▶ Exercise goal:
Each entry is to be repeated word for word, and the images are to be dropped.

** Records supplied follows **

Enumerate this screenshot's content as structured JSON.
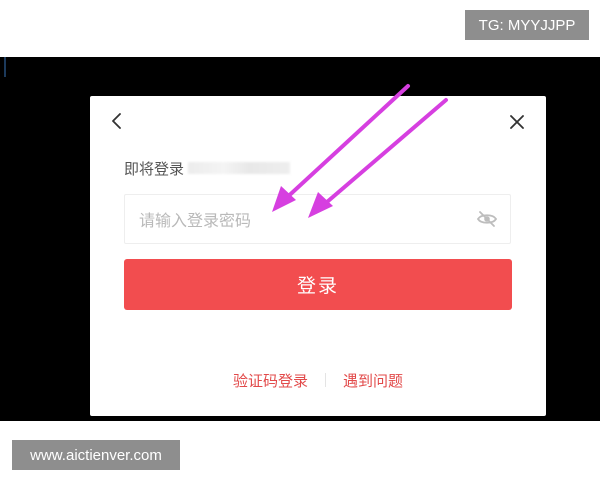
{
  "watermarks": {
    "tg": "TG: MYYJJPP",
    "site": "www.aictienver.com"
  },
  "dialog": {
    "back_icon": "chevron-left-icon",
    "close_icon": "close-icon",
    "prompt_label": "即将登录",
    "password": {
      "value": "",
      "placeholder": "请输入登录密码",
      "toggle_icon": "eye-off-icon"
    },
    "login_button_label": "登录",
    "links": {
      "sms_login": "验证码登录",
      "help": "遇到问题"
    }
  },
  "annotations": {
    "arrow_color": "#d63fe0",
    "arrow_icon": "arrow-annotation-icon"
  },
  "colors": {
    "accent": "#f24d4f",
    "link": "#e24a4a",
    "backdrop": "#000000"
  }
}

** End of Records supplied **

▶ Task solution:
Enumerate this screenshot's content as structured JSON.
{
  "watermarks": {
    "tg": "TG: MYYJJPP",
    "site": "www.aictienver.com"
  },
  "dialog": {
    "back_icon": "chevron-left-icon",
    "close_icon": "close-icon",
    "prompt_label": "即将登录",
    "password": {
      "value": "",
      "placeholder": "请输入登录密码",
      "toggle_icon": "eye-off-icon"
    },
    "login_button_label": "登录",
    "links": {
      "sms_login": "验证码登录",
      "help": "遇到问题"
    }
  },
  "annotations": {
    "arrow_color": "#d63fe0",
    "arrow_icon": "arrow-annotation-icon"
  },
  "colors": {
    "accent": "#f24d4f",
    "link": "#e24a4a",
    "backdrop": "#000000"
  }
}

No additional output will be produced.